Plus, the defense remains a very talented unit. They need depth at safety, but Caden Sterns and Justin Simmons should be a high-end tandem. They’re in desperate need of a nickel-cornerback, but their outside cornerback group looks really solid with Patrick Surtain, Ronald Darby, and Michael Ojemudia set to return. The front-seven will require more work, but Dre’Mont Jones, Bradley Chubb, and Baron Browning is an exciting foundation to build around.

With the offense as talented as it is, this defense is plenty good enough to keep the Broncos in Super Bowl contention.

Broncos gave up very little

Almost any conversation surrounding the Broncos’ plans to acquire a superstar veteran quarterback over the past year included the point that the Broncos could potentially give up so much that the trade ultimately wouldn’t be worth what they were getting in return, as it might remove them from contention.

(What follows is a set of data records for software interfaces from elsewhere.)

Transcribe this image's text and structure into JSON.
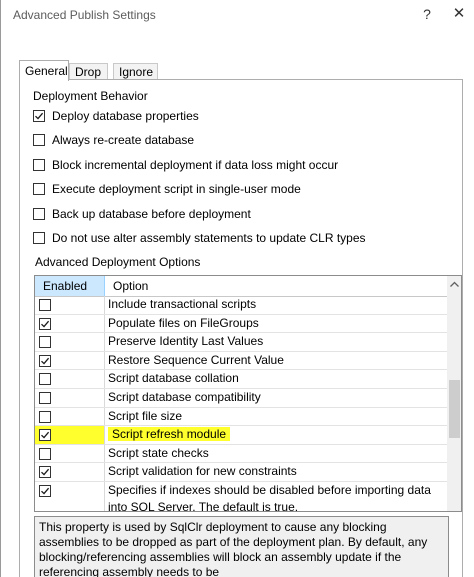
{
  "window": {
    "title": "Advanced Publish Settings",
    "help": "?",
    "close": "✕"
  },
  "tabs": [
    {
      "label": "General",
      "active": true
    },
    {
      "label": "Drop",
      "active": false
    },
    {
      "label": "Ignore",
      "active": false
    }
  ],
  "deployment_behavior": {
    "label": "Deployment Behavior",
    "options": [
      {
        "label": "Deploy database properties",
        "checked": true
      },
      {
        "label": "Always re-create database",
        "checked": false
      },
      {
        "label": "Block incremental deployment if data loss might occur",
        "checked": false
      },
      {
        "label": "Execute deployment script in single-user mode",
        "checked": false
      },
      {
        "label": "Back up database before deployment",
        "checked": false
      },
      {
        "label": "Do not use alter assembly statements to update CLR types",
        "checked": false
      }
    ]
  },
  "advanced_options": {
    "label": "Advanced Deployment Options",
    "col_enabled": "Enabled",
    "col_option": "Option",
    "rows": [
      {
        "label": "Include transactional scripts",
        "checked": false
      },
      {
        "label": "Populate files on FileGroups",
        "checked": true
      },
      {
        "label": "Preserve Identity Last Values",
        "checked": false
      },
      {
        "label": "Restore Sequence Current Value",
        "checked": true
      },
      {
        "label": "Script database collation",
        "checked": false
      },
      {
        "label": "Script database compatibility",
        "checked": false
      },
      {
        "label": "Script file size",
        "checked": false
      },
      {
        "label": "Script refresh module",
        "checked": true,
        "highlighted": true
      },
      {
        "label": "Script state checks",
        "checked": false
      },
      {
        "label": "Script validation for new constraints",
        "checked": true
      },
      {
        "label": "Specifies if indexes should be disabled before importing data into SQL Server. The default is true.",
        "checked": true
      }
    ]
  },
  "description": "This property is used by SqlClr deployment to cause any blocking assemblies to be dropped as part of the deployment plan. By default, any blocking/referencing assemblies will block an assembly update if the referencing assembly needs to be",
  "colors": {
    "highlight": "#ffff2e",
    "header_selected": "#cce8ff"
  }
}
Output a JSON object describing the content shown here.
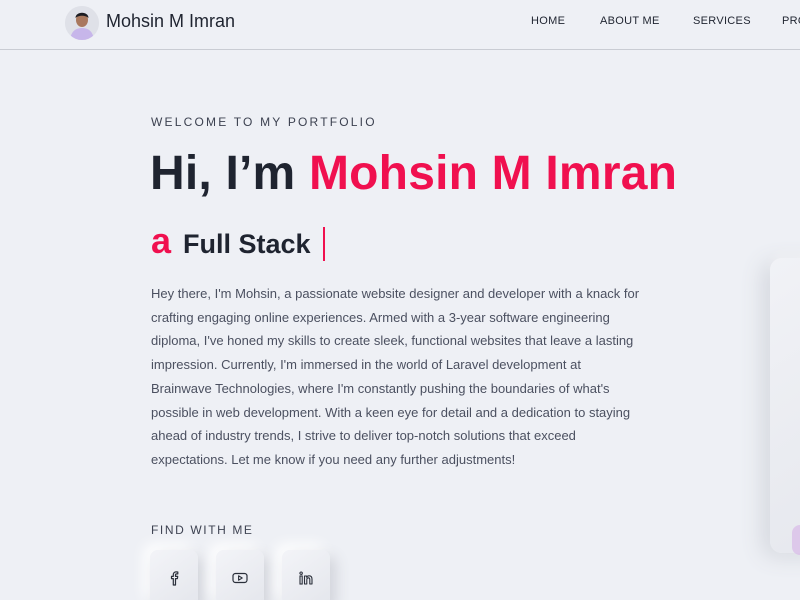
{
  "header": {
    "brand": "Mohsin M Imran",
    "avatar_icon": "user-avatar-icon",
    "nav": [
      {
        "label": "HOME"
      },
      {
        "label": "ABOUT ME"
      },
      {
        "label": "SERVICES"
      },
      {
        "label": "PRO"
      }
    ]
  },
  "hero": {
    "welcome": "WELCOME TO MY PORTFOLIO",
    "headline_prefix": "Hi, I’m ",
    "headline_name": "Mohsin M Imran",
    "typed_prefix": "a",
    "typed_text": "Full Stack",
    "bio": "Hey there, I'm Mohsin, a passionate website designer and developer with a knack for crafting engaging online experiences. Armed with a 3-year software engineering diploma, I've honed my skills to create sleek, functional websites that leave a lasting impression. Currently, I'm immersed in the world of Laravel development at Brainwave Technologies, where I'm constantly pushing the boundaries of what's possible in web development. With a keen eye for detail and a dedication to staying ahead of industry trends, I strive to deliver top-notch solutions that exceed expectations. Let me know if you need any further adjustments!",
    "find_label": "FIND WITH ME",
    "social": [
      {
        "icon": "facebook-icon"
      },
      {
        "icon": "youtube-icon"
      },
      {
        "icon": "linkedin-icon"
      }
    ]
  },
  "colors": {
    "accent": "#f0104f",
    "background": "#eef0f5",
    "text": "#1f2430"
  }
}
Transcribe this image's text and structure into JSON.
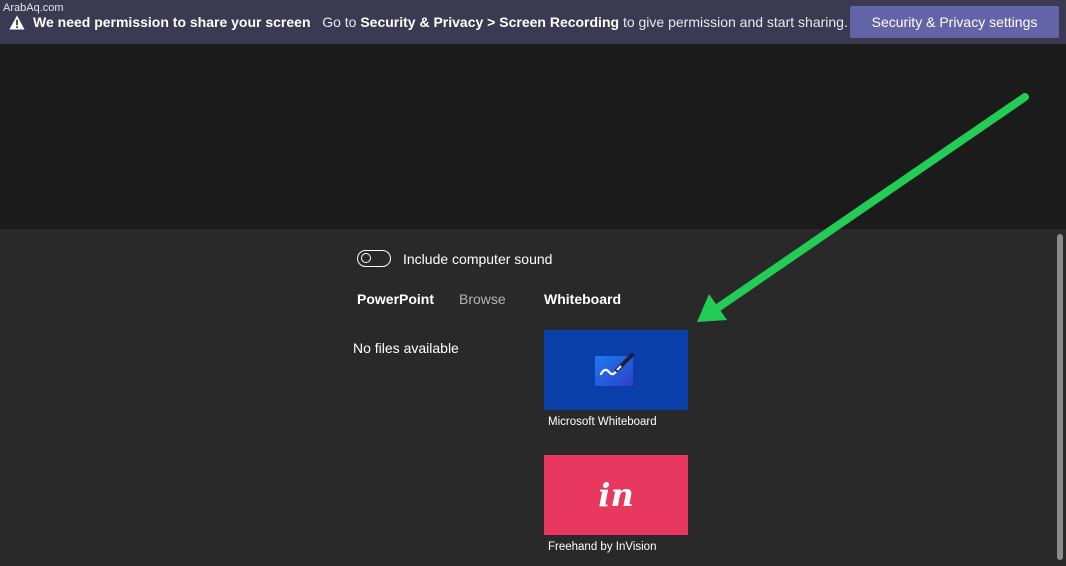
{
  "watermark": "ArabAq.com",
  "banner": {
    "bold_text": "We need permission to share your screen",
    "text_prefix": "Go to ",
    "path_bold": "Security & Privacy > Screen Recording",
    "text_suffix": " to give permission and start sharing.",
    "button_label": "Security & Privacy settings"
  },
  "sound": {
    "label": "Include computer sound",
    "enabled": false
  },
  "sections": {
    "powerpoint": "PowerPoint",
    "browse": "Browse",
    "whiteboard": "Whiteboard"
  },
  "powerpoint_empty": "No files available",
  "whiteboard_apps": [
    {
      "label": "Microsoft Whiteboard",
      "icon": "microsoft-whiteboard-icon"
    },
    {
      "label": "Freehand by InVision",
      "icon": "invision-icon",
      "logo_text": "in"
    }
  ],
  "colors": {
    "banner_bg": "#3b3a52",
    "accent": "#6264a7",
    "whiteboard_tile": "#0a3ea8",
    "invision_tile": "#e8385f",
    "annotation_arrow": "#22cc55"
  }
}
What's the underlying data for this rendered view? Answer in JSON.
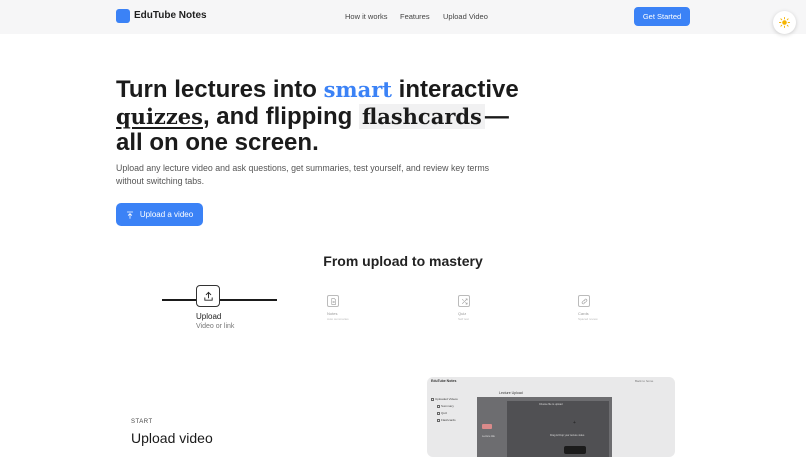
{
  "header": {
    "brand": "EduTube Notes",
    "nav": [
      "How it works",
      "Features",
      "Upload Video"
    ],
    "cta": "Get Started",
    "theme_icon": "sun-icon"
  },
  "hero": {
    "title_part1": "Turn lectures into ",
    "title_smart": "smart",
    "title_part2": " interactive ",
    "title_quizzes": "quizzes",
    "title_part3": ", and flipping ",
    "title_flashcards": "flashcards",
    "title_part4": "— all on one screen.",
    "subtitle": "Upload any lecture video and ask questions, get summaries, test yourself, and review key terms without switching tabs.",
    "upload_button": "Upload a video",
    "upload_icon": "upload-icon"
  },
  "steps": {
    "title": "From upload to mastery",
    "items": [
      {
        "label": "Upload",
        "sub": "Video or link",
        "icon": "upload-icon"
      },
      {
        "label": "Notes",
        "sub": "Auto summaries",
        "icon": "document-icon"
      },
      {
        "label": "Quiz",
        "sub": "Self test",
        "icon": "shuffle-icon"
      },
      {
        "label": "Cards",
        "sub": "Spaced review",
        "icon": "link-icon"
      }
    ]
  },
  "section": {
    "kicker": "START",
    "title": "Upload video"
  },
  "preview": {
    "title": "EduTube Notes",
    "top_right": "Back to home",
    "sidebar": [
      "Uploaded Videos",
      "Summary",
      "Quiz",
      "Flashcards"
    ],
    "heading": "Lecture Upload",
    "modal_title": "Choose file to upload",
    "drop_text": "Drag & Drop your lecture video",
    "lecture_label": "Lecture title"
  }
}
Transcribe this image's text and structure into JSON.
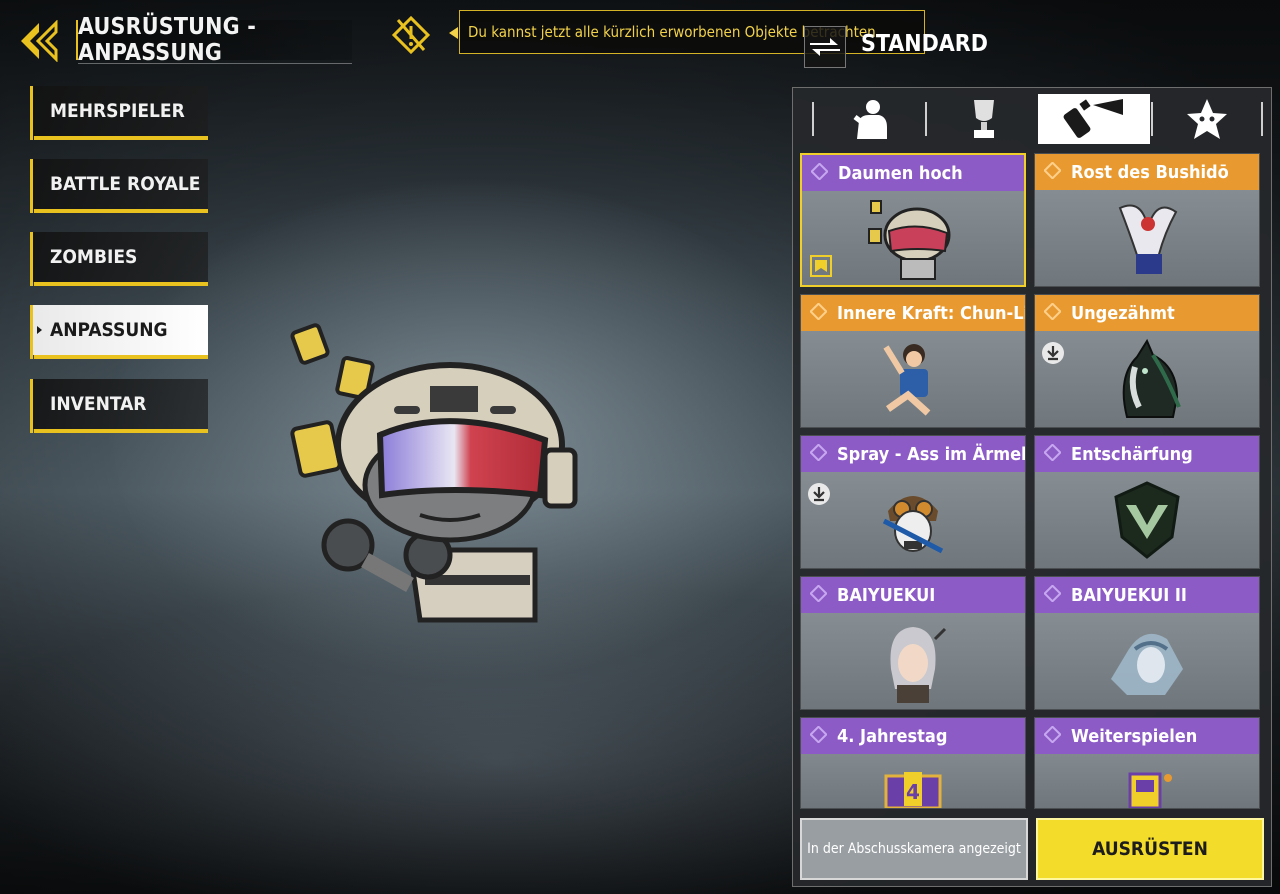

That is definitely not the case here.

The Broncos gave up shockingly little.

They had to give up the ninth overall selection in this year’s draft, which hurts, but was expected. Plus, this year is not the year you want a top-10 pick, as the talent at the top of the draft is pretty shaky. This year’s draft shines in its depth.

They also had to give up their first-round pick next year, but that selection will likely be in the 20s (and boy does that feel good to write). That same logic also applies to the 2023 second-round pick they traded.

Outside of that, they gave up a second-round pick this year, traded up from the fifth round to the fourth round, and gave up Drew Lock, Shelby Harris and Noah Fant.

On top of not being a great quarterback, Lock is backup on any team that involves Russell Wilson, so that’s an easy pill to swallow.

Harris used to be a defensive star, but last season might have been his worst in orange and blue, and offloading his overpriced contract could be viewed as a net-positive if you’re feeling pessimistic about the chances of Harris’ play bouncing back.

Last is Fant, who had a lot to gain from being in Hackett’s system, but is also coming off his worst NFL season. It was common to see social media discussions during the 2021 season about Fant’s motor and drive because it visibly appeared to be lackluster throughout several of Denver’s games.

That’s a pretty small price for a future Hall-of-Fame quarterback, and it’s nowhere near enough to remove the Broncos from contention.